Everyone has bad breath from time to time…
If you’ve ever experienced that not-so-fresh feeling while you are on a date, spending time with your friends or at a job interview, you are not alone. Studies have shown that approximately half of all adults have experienced halitosis, or bad breath, sometime during their lives.
What Causes Bad Breath?
There are several things that can cause bad breath. Most of the time, bad breath is harmless; however, it can sometimes signal that something serious is going on with your health.
Let’s take a look at the causes of bad breath.
* Bacteria – Bacteria that naturally live in your mouth can cause bad breath. The warm, moist environment of the mouth offers the perfect breeding ground for bacteria to grow. The bacteria feed on any food particles that remain in your mouth after eating. As the bacteria feed, they emit a foul smelling odor.
* Dry Mouth – If you feel thirsty or dehydrated, your mouth may not be producing enough saliva. Saliva helps to wash bacteria from your mouth. If you suffer from a dry mouth, the bacteria is not removed and your mouth isn’t as clean as it should be. A dry mouth can be due to excessive mouth breathing, salivary gland issues and certain medications.
* Gum Disease – If you have a bad taste in your mouth or bad breath that will not go away, it could be a sign that you have advanced gum disease. Gum disease is caused by plaque, which is the sticky bacteria that causes cavities.
* Food – Certain foods that you eat can cause bad breath. Some of the most common culprits include coffee, onions and garlic.
* Tobacco products and Smoking – Smoking not only is dangerous to your health but can stain your teeth. Tobacco products irritate your gums and can affect the way foods taste. Tobacco users often suffer from gum disease. Finally, because cigarette smoking affects your sense of smell, you may be unaware of the way your breath smells.
* Medical Conditions – Certain medical conditions can cause bad breath. If your dentist has ruled out gum disease and other dental issues, and you brush your teeth and floss daily, you may have an underlying medical problem. Some of the most common medical conditions that cause bad breath are gastric reflux, kidney disease, liver disease and sinus problems.
How Can You Prevent Bad Breath?
* Brushing and Flossing – You should brush and floss your teeth at least twice a day to help remove excess bacteria from the mouth. This bacteria could be the cause of your bad breath.

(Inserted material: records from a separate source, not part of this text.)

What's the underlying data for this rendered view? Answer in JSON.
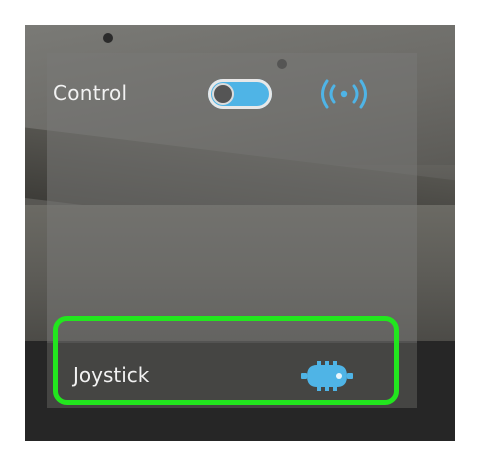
{
  "control": {
    "label": "Control",
    "toggle_state": "on",
    "icons": {
      "toggle": "toggle-switch",
      "signal": "broadcast-signal-icon"
    }
  },
  "joystick": {
    "label": "Joystick",
    "icon": "gamepad-icon"
  },
  "colors": {
    "accent": "#4fb4e6",
    "highlight": "#22e61e",
    "label_text": "#f2f2f2"
  }
}
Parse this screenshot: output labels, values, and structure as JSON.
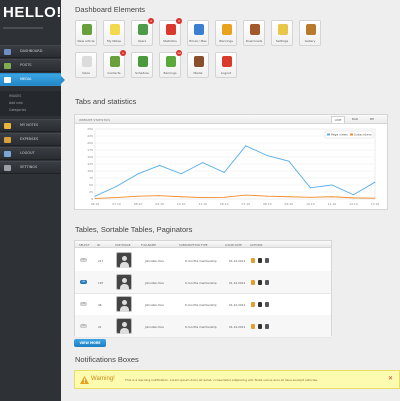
{
  "app": {
    "logo": "HELLO!"
  },
  "sidebar": {
    "items": [
      {
        "label": "DASHBOARD",
        "icon": "dashboard-icon",
        "color": "#6f8fc4"
      },
      {
        "label": "POSTS",
        "icon": "posts-icon",
        "color": "#7fae4f"
      },
      {
        "label": "MEDIA",
        "icon": "media-icon",
        "color": "#ffffff",
        "active": true
      },
      {
        "label": "MY NOTES",
        "icon": "notes-icon",
        "color": "#e7b63a"
      },
      {
        "label": "EXPENSES",
        "icon": "expenses-icon",
        "color": "#d9a13c"
      },
      {
        "label": "LOGOUT",
        "icon": "logout-icon",
        "color": "#7aa6d6"
      },
      {
        "label": "SETTINGS",
        "icon": "settings-icon",
        "color": "#9aa0a6"
      }
    ],
    "subitems": [
      "IMAGES",
      "Add new",
      "Categories"
    ]
  },
  "sections": {
    "dashboard": "Dashboard Elements",
    "stats": "Tabs and statistics",
    "tables": "Tables, Sortable Tables, Paginators",
    "notifications": "Notifications Boxes"
  },
  "tiles": [
    {
      "label": "New article",
      "icon": "pencil-icon",
      "color": "#6aa03c"
    },
    {
      "label": "My Notes",
      "icon": "notes-icon",
      "color": "#f2d84b"
    },
    {
      "label": "Users",
      "icon": "users-icon",
      "color": "#4f9b4a",
      "badge": "4"
    },
    {
      "label": "Statistics",
      "icon": "statistics-icon",
      "color": "#d93a2b",
      "badge": "2"
    },
    {
      "label": "Email / Mes",
      "icon": "monitor-icon",
      "color": "#3b7fd2"
    },
    {
      "label": "Warnings",
      "icon": "warning-icon",
      "color": "#e9a21b"
    },
    {
      "label": "Downloads",
      "icon": "downloads-icon",
      "color": "#a35a2a"
    },
    {
      "label": "Settings",
      "icon": "settings-icon",
      "color": "#e8c64a"
    },
    {
      "label": "Gallery",
      "icon": "gallery-icon",
      "color": "#b77a2c"
    },
    {
      "label": "Inbox",
      "icon": "inbox-icon",
      "color": "#dcdcdc"
    },
    {
      "label": "Contacts",
      "icon": "contacts-icon",
      "color": "#6aa03c",
      "badge": "1"
    },
    {
      "label": "Schedule",
      "icon": "schedule-icon",
      "color": "#4a9a3c"
    },
    {
      "label": "Earnings",
      "icon": "earnings-icon",
      "color": "#5aa83c",
      "badge": "12"
    },
    {
      "label": "Media",
      "icon": "film-icon",
      "color": "#8a4f2a"
    },
    {
      "label": "Logout",
      "icon": "logout-icon",
      "color": "#d93a2b"
    }
  ],
  "chart_panel": {
    "title": "WEBSITE STATISTICS",
    "tabs": [
      "LINE",
      "BAR",
      "PIE"
    ],
    "active_tab": "LINE"
  },
  "chart_data": {
    "type": "line",
    "title": "",
    "x": [
      "06.10",
      "07.10",
      "08.10",
      "09.10",
      "10.10",
      "11.10",
      "06.10",
      "07.10",
      "08.10",
      "09.10",
      "10.10",
      "11.10",
      "12.10",
      "13.10"
    ],
    "series": [
      {
        "name": "Page views",
        "color": "#59aee8",
        "values": [
          10,
          45,
          90,
          120,
          90,
          130,
          95,
          190,
          155,
          135,
          40,
          50,
          15,
          60
        ]
      },
      {
        "name": "Subscribers",
        "color": "#f08a2c",
        "values": [
          2,
          5,
          10,
          12,
          8,
          5,
          6,
          14,
          10,
          8,
          6,
          8,
          4,
          3
        ]
      }
    ],
    "ylim": [
      0,
      250
    ],
    "yticks": [
      0,
      25,
      50,
      75,
      100,
      125,
      150,
      175,
      200,
      225,
      250
    ],
    "grid": true,
    "legend": "top-right"
  },
  "table": {
    "headers": [
      "SELECT",
      "ID",
      "USE IMAGE",
      "FULLNAME",
      "SUBSCRIPTION TYPE",
      "LOGIN DATE",
      "ACTIONS"
    ],
    "rows": [
      {
        "selected": false,
        "toggle": "OFF",
        "id": "217",
        "name": "Johnatan Doe",
        "type": "6 months membership",
        "date": "01-12-2011"
      },
      {
        "selected": true,
        "toggle": "ON",
        "id": "197",
        "name": "Johnatan Doe",
        "type": "6 months membership",
        "date": "01-12-2011"
      },
      {
        "selected": false,
        "toggle": "OFF",
        "id": "46",
        "name": "Johnatan Doe",
        "type": "6 months membership",
        "date": "01-12-2011"
      },
      {
        "selected": false,
        "toggle": "OFF",
        "id": "21",
        "name": "Johnatan Doe",
        "type": "6 months membership",
        "date": "01-12-2011"
      }
    ],
    "view_more": "VIEW MORE"
  },
  "notification": {
    "title": "Warning!",
    "text": "This is a warning notification. Lorem ipsum dolor sit amet, consectetur adipiscing elit. Nulla varius eros et risus suscipit ultricies.",
    "close": "✕"
  }
}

* Care for Your Tongue – When you are brushing and flossing your teeth, remember your tongue. If you stick your tongue out and look at the back of the tongue, you may notice a brown or white coating. This coating is where the bacteria that causes bad breath is located. Use your toothbrush or tongue scraper to remove this coating and improve your bad breath.
* Mouthwash – Mouthwash helps to neutralize bacteria and mask bad breath odors. Using mouthwash is only a temporary solution. If you do not floss and brush your teeth after eating, the bacteria in your mouth will begin to cause bad breath. If you can’t get to a toothbrush, mouthwash can be a temporary fix.
* Clean Your Dentures – If you wear dentures, you need to remove them at night and clean them before you put them in your mouth the next morning.
* Improve Your Saliva – If you suffer from dry mouth, you can help increase your saliva by eating foods like carrots or apples that require a lot of chewing. You can also chew a piece of gum or suck on a piece of sugar-free candy to improve saliva flow. Finally, your dentist may suggest an artificial saliva product to help relieve dry mouth.
* Stop Smoking – Quitting smoking is not only beneficial to your health, but it will also improve your breath.
* Visit Your Dentist Often – If you suffer from bad breath, you should make an appointment with your dentist. Regular dental checkups allow your dentist to spot any dental issues like gum disease or dry mouth early. If your dentist says your dental health is good, yet you still suffer from bad breath, you need to make an appointment with your primary care doctor to determine if an underlying medical condition is causing your bad breath.